• My opinion is Dubai airport will fit into the same.
In Stage 3, hospitals will be the hotspots
The evidence: NEJM Marc 18:
1. “If protecting patients is difficult, so is protecting health care workers, including nurses, respiratory therapists, and those tasked to clean the rooms between patients. When we spoke, Dr. D. was one of six physicians in his division to have suspected Covid-19 infection. Given testing lags and the proportion of infected people who remain asymptomatic, it’s too soon to know the rate of infection among caregivers. And it is precisely these circumstances that make infection control so difficult. “The infection is everywhere in the hospital,” Dr. D. told me. “Although you wear protective gear and do the best you can, you cannot control it.”
2. The irony is that despite health workers’ being “the glue that holds the health system and outbreak response together,” per Tedros Ghebreyesus, director-general of the WHO, 41% of the Covid-19 cases in Wuhan resulted from hospital-related transmission. Health care providers are at increased risk for developing the condition and spreading it. Work stress is believed to weaken their immune systems, and close, intimate care of patients can lead to exposure to a higher viral load. Despite performing selfless work on behalf of their communities, health care workers have faced social stigma during this outbreak. [Wu Z, McGoogan JM. Characteristics of and important lessons from the coronavirus disease 2019 (COVID-19) outbreak in China: summary of a report of 72 314 cases from the Chinese Center for Disease Control and Prevention. JAMA 2020 February 24; Chang D, Xu H, Rebaza A, Sharma L, Dela Cruz CS. Protecting health-care workers from subclinical coronavirus infection. Lancet Respir Med 2020;8(3): e13-e13.]
3. “We found that the stability of SARS-CoV-2 was similar to that of SARS-CoV-1 under the experimental circumstances tested.
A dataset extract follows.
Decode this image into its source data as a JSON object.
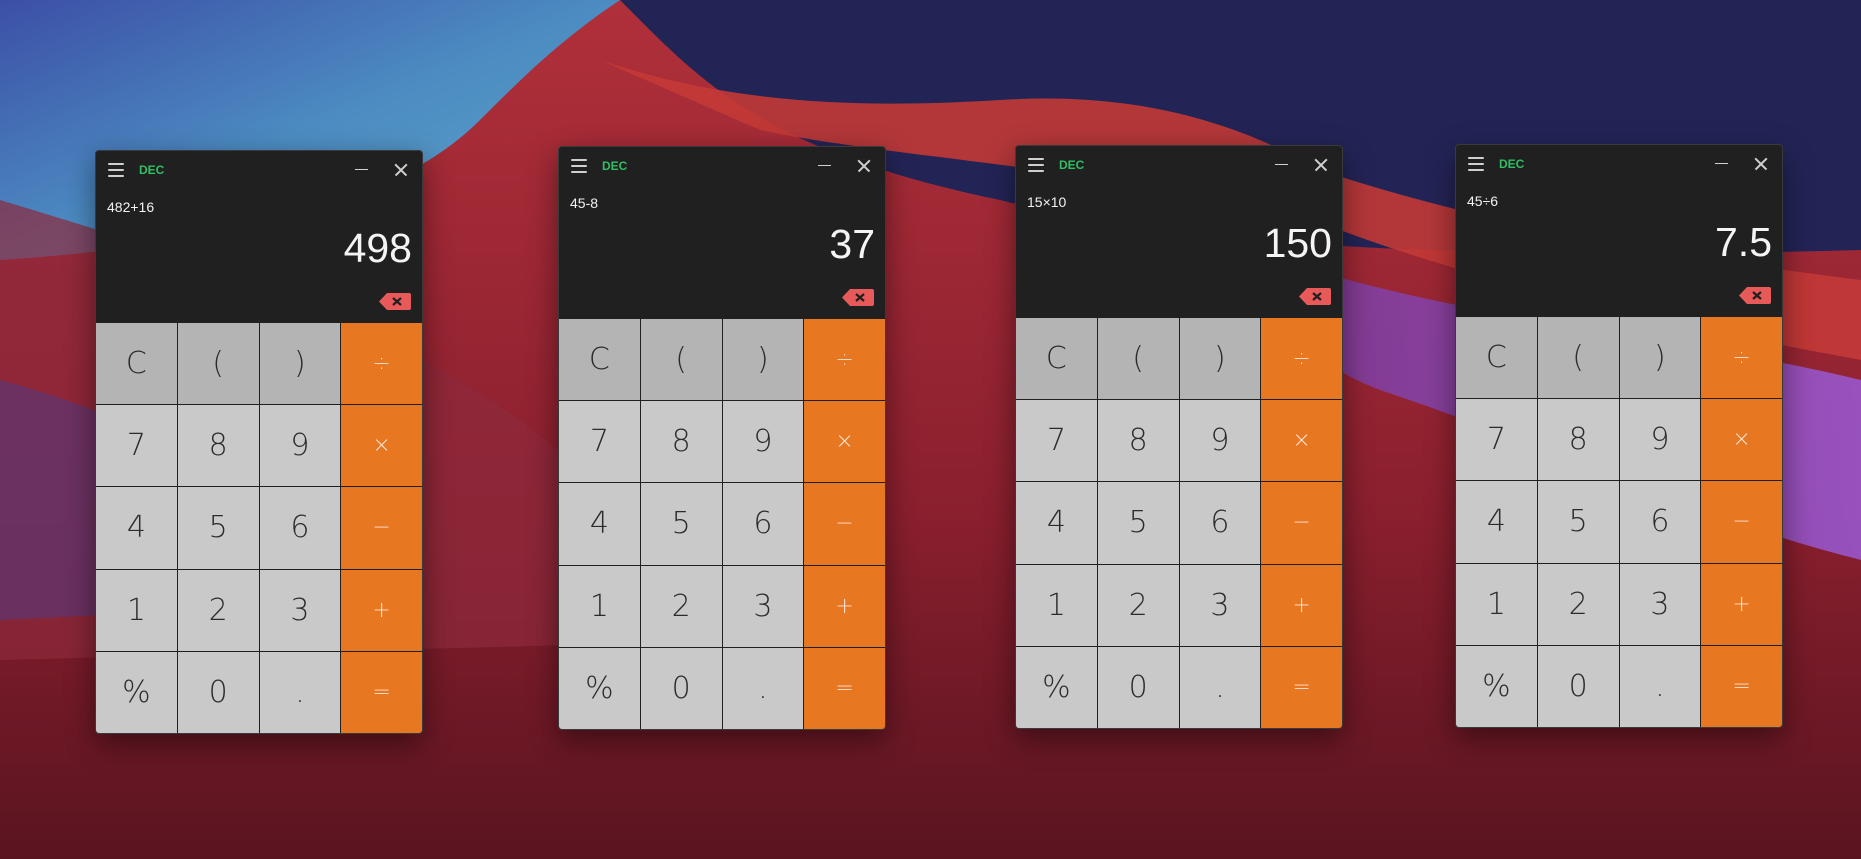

This indicates that differences in the epidemiologic characteristics of these viruses probably arise from other factors, including high viral loads in the upper respiratory tract and the potential for persons infected with SARS-CoV-2 to shed and transmit the virus while asymptomatic.3,4 Our results indicate that aerosol and fomite transmission of SARS-CoV-2 is plausible, since the virus can remain viable and infectious in aerosols for hours and on surfaces up to days (depending on the inoculum shed). These findings echo those with SARS-CoV-1, in which these forms of transmission were associated with nosocomial spread and super-spreading events,5 and they provide information for pandemic mitigation efforts.”